Each entry below must appear in the answer exactly as written.

[Data about app and page elements]
◇ ◇ ◇ ◇ ◇
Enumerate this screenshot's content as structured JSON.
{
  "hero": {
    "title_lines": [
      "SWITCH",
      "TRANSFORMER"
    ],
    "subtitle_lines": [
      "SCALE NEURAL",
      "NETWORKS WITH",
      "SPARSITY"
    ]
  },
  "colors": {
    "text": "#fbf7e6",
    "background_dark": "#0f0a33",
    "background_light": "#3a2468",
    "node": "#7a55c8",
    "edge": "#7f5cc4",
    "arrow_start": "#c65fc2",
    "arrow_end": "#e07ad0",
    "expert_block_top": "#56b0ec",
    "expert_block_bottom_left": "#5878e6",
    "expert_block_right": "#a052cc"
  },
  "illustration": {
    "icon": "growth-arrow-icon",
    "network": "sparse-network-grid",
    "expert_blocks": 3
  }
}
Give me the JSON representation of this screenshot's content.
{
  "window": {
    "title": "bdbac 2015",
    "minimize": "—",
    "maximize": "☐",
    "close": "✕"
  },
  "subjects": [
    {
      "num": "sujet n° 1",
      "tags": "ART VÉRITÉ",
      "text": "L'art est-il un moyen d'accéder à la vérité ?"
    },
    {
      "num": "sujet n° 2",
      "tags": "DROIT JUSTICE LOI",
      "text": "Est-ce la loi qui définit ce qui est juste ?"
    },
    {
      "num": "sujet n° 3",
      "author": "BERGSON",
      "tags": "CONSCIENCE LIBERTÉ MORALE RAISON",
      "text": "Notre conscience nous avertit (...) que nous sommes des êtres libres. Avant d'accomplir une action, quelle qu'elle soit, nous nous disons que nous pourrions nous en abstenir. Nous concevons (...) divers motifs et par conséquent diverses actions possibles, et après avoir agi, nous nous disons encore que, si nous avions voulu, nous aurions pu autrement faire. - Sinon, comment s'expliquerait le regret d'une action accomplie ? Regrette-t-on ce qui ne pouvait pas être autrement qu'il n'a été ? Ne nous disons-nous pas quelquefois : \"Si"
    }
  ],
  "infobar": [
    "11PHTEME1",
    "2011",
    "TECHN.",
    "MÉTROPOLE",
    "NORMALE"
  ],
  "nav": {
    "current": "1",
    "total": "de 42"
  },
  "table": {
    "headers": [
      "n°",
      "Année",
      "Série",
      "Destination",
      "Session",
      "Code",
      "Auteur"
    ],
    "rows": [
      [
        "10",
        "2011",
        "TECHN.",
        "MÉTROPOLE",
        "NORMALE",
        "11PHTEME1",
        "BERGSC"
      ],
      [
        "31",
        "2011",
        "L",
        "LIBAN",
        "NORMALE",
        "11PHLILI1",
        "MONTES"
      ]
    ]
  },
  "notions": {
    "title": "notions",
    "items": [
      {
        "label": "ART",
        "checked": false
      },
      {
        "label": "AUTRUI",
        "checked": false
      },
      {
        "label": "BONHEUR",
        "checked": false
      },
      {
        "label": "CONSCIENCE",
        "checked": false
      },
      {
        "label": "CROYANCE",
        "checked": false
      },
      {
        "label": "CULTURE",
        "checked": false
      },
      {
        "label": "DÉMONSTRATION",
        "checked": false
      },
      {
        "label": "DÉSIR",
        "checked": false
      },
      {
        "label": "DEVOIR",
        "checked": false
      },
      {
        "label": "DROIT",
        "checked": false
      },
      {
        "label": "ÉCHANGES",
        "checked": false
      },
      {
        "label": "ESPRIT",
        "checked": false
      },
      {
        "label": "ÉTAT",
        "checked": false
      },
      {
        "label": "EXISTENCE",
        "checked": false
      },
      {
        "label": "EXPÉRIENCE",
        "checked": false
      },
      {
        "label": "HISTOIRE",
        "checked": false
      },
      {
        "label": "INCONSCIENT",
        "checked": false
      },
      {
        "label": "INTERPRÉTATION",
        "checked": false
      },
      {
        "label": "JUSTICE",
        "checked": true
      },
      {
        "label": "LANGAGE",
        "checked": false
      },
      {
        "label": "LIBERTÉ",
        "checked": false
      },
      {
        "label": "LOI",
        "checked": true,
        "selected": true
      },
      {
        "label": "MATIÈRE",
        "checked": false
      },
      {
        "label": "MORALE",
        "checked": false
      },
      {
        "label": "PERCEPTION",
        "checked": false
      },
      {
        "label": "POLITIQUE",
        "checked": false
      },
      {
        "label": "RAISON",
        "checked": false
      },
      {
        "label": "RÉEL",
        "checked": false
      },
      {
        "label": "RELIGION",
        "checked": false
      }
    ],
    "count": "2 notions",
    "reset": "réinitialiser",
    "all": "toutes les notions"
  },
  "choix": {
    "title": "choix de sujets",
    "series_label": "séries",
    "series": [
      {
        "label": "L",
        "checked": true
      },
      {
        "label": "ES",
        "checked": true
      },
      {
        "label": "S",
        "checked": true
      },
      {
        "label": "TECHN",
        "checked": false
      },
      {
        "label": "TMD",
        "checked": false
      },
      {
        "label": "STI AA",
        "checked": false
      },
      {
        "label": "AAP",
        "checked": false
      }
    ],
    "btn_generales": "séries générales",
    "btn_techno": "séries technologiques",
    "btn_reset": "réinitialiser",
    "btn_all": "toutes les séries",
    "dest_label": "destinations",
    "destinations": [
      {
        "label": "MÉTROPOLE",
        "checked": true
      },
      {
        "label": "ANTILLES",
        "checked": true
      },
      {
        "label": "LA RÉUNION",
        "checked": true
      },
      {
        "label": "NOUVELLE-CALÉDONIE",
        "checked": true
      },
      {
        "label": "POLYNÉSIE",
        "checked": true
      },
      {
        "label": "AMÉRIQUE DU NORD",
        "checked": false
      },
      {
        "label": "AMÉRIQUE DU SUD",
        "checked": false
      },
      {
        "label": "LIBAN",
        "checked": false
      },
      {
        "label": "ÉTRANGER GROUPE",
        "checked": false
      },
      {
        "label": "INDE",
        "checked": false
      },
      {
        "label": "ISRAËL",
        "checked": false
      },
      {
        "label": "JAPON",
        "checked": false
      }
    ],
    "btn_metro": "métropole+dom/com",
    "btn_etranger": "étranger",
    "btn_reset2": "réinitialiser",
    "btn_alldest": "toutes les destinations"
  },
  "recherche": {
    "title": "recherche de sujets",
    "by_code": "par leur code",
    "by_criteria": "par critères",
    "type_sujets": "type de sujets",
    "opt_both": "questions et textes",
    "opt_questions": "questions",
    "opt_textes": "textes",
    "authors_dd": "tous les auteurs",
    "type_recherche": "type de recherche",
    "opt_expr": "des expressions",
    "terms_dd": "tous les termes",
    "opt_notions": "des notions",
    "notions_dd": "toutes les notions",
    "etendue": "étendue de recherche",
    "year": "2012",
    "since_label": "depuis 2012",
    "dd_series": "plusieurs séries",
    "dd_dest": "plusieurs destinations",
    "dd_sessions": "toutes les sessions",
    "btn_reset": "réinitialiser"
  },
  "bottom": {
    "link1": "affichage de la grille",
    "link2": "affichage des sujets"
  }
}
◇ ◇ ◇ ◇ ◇
◆ Task result:
Enumerate this screenshot's content as structured JSON.
{
  "hero": {
    "title_lines": [
      "SWITCH",
      "TRANSFORMER"
    ],
    "subtitle_lines": [
      "SCALE NEURAL",
      "NETWORKS WITH",
      "SPARSITY"
    ]
  },
  "colors": {
    "text": "#fbf7e6",
    "background_dark": "#0f0a33",
    "background_light": "#3a2468",
    "node": "#7a55c8",
    "edge": "#7f5cc4",
    "arrow_start": "#c65fc2",
    "arrow_end": "#e07ad0",
    "expert_block_top": "#56b0ec",
    "expert_block_bottom_left": "#5878e6",
    "expert_block_right": "#a052cc"
  },
  "illustration": {
    "icon": "growth-arrow-icon",
    "network": "sparse-network-grid",
    "expert_blocks": 3
  }
}
Give me the JSON representation of this screenshot's content.
{
  "window": {
    "title": "bdbac 2015",
    "minimize": "—",
    "maximize": "☐",
    "close": "✕"
  },
  "subjects": [
    {
      "num": "sujet n° 1",
      "tags": "ART VÉRITÉ",
      "text": "L'art est-il un moyen d'accéder à la vérité ?"
    },
    {
      "num": "sujet n° 2",
      "tags": "DROIT JUSTICE LOI",
      "text": "Est-ce la loi qui définit ce qui est juste ?"
    },
    {
      "num": "sujet n° 3",
      "author": "BERGSON",
      "tags": "CONSCIENCE LIBERTÉ MORALE RAISON",
      "text": "Notre conscience nous avertit (...) que nous sommes des êtres libres. Avant d'accomplir une action, quelle qu'elle soit, nous nous disons que nous pourrions nous en abstenir. Nous concevons (...) divers motifs et par conséquent diverses actions possibles, et après avoir agi, nous nous disons encore que, si nous avions voulu, nous aurions pu autrement faire. - Sinon, comment s'expliquerait le regret d'une action accomplie ? Regrette-t-on ce qui ne pouvait pas être autrement qu'il n'a été ? Ne nous disons-nous pas quelquefois : \"Si"
    }
  ],
  "infobar": [
    "11PHTEME1",
    "2011",
    "TECHN.",
    "MÉTROPOLE",
    "NORMALE"
  ],
  "nav": {
    "current": "1",
    "total": "de 42"
  },
  "table": {
    "headers": [
      "n°",
      "Année",
      "Série",
      "Destination",
      "Session",
      "Code",
      "Auteur"
    ],
    "rows": [
      [
        "10",
        "2011",
        "TECHN.",
        "MÉTROPOLE",
        "NORMALE",
        "11PHTEME1",
        "BERGSC"
      ],
      [
        "31",
        "2011",
        "L",
        "LIBAN",
        "NORMALE",
        "11PHLILI1",
        "MONTES"
      ]
    ]
  },
  "notions": {
    "title": "notions",
    "items": [
      {
        "label": "ART",
        "checked": false
      },
      {
        "label": "AUTRUI",
        "checked": false
      },
      {
        "label": "BONHEUR",
        "checked": false
      },
      {
        "label": "CONSCIENCE",
        "checked": false
      },
      {
        "label": "CROYANCE",
        "checked": false
      },
      {
        "label": "CULTURE",
        "checked": false
      },
      {
        "label": "DÉMONSTRATION",
        "checked": false
      },
      {
        "label": "DÉSIR",
        "checked": false
      },
      {
        "label": "DEVOIR",
        "checked": false
      },
      {
        "label": "DROIT",
        "checked": false
      },
      {
        "label": "ÉCHANGES",
        "checked": false
      },
      {
        "label": "ESPRIT",
        "checked": false
      },
      {
        "label": "ÉTAT",
        "checked": false
      },
      {
        "label": "EXISTENCE",
        "checked": false
      },
      {
        "label": "EXPÉRIENCE",
        "checked": false
      },
      {
        "label": "HISTOIRE",
        "checked": false
      },
      {
        "label": "INCONSCIENT",
        "checked": false
      },
      {
        "label": "INTERPRÉTATION",
        "checked": false
      },
      {
        "label": "JUSTICE",
        "checked": true
      },
      {
        "label": "LANGAGE",
        "checked": false
      },
      {
        "label": "LIBERTÉ",
        "checked": false
      },
      {
        "label": "LOI",
        "checked": true,
        "selected": true
      },
      {
        "label": "MATIÈRE",
        "checked": false
      },
      {
        "label": "MORALE",
        "checked": false
      },
      {
        "label": "PERCEPTION",
        "checked": false
      },
      {
        "label": "POLITIQUE",
        "checked": false
      },
      {
        "label": "RAISON",
        "checked": false
      },
      {
        "label": "RÉEL",
        "checked": false
      },
      {
        "label": "RELIGION",
        "checked": false
      }
    ],
    "count": "2 notions",
    "reset": "réinitialiser",
    "all": "toutes les notions"
  },
  "choix": {
    "title": "choix de sujets",
    "series_label": "séries",
    "series": [
      {
        "label": "L",
        "checked": true
      },
      {
        "label": "ES",
        "checked": true
      },
      {
        "label": "S",
        "checked": true
      },
      {
        "label": "TECHN",
        "checked": false
      },
      {
        "label": "TMD",
        "checked": false
      },
      {
        "label": "STI AA",
        "checked": false
      },
      {
        "label": "AAP",
        "checked": false
      }
    ],
    "btn_generales": "séries générales",
    "btn_techno": "séries technologiques",
    "btn_reset": "réinitialiser",
    "btn_all": "toutes les séries",
    "dest_label": "destinations",
    "destinations": [
      {
        "label": "MÉTROPOLE",
        "checked": true
      },
      {
        "label": "ANTILLES",
        "checked": true
      },
      {
        "label": "LA RÉUNION",
        "checked": true
      },
      {
        "label": "NOUVELLE-CALÉDONIE",
        "checked": true
      },
      {
        "label": "POLYNÉSIE",
        "checked": true
      },
      {
        "label": "AMÉRIQUE DU NORD",
        "checked": false
      },
      {
        "label": "AMÉRIQUE DU SUD",
        "checked": false
      },
      {
        "label": "LIBAN",
        "checked": false
      },
      {
        "label": "ÉTRANGER GROUPE",
        "checked": false
      },
      {
        "label": "INDE",
        "checked": false
      },
      {
        "label": "ISRAËL",
        "checked": false
      },
      {
        "label": "JAPON",
        "checked": false
      }
    ],
    "btn_metro": "métropole+dom/com",
    "btn_etranger": "étranger",
    "btn_reset2": "réinitialiser",
    "btn_alldest": "toutes les destinations"
  },
  "recherche": {
    "title": "recherche de sujets",
    "by_code": "par leur code",
    "by_criteria": "par critères",
    "type_sujets": "type de sujets",
    "opt_both": "questions et textes",
    "opt_questions": "questions",
    "opt_textes": "textes",
    "authors_dd": "tous les auteurs",
    "type_recherche": "type de recherche",
    "opt_expr": "des expressions",
    "terms_dd": "tous les termes",
    "opt_notions": "des notions",
    "notions_dd": "toutes les notions",
    "etendue": "étendue de recherche",
    "year": "2012",
    "since_label": "depuis 2012",
    "dd_series": "plusieurs séries",
    "dd_dest": "plusieurs destinations",
    "dd_sessions": "toutes les sessions",
    "btn_reset": "réinitialiser"
  },
  "bottom": {
    "link1": "affichage de la grille",
    "link2": "affichage des sujets"
  }
}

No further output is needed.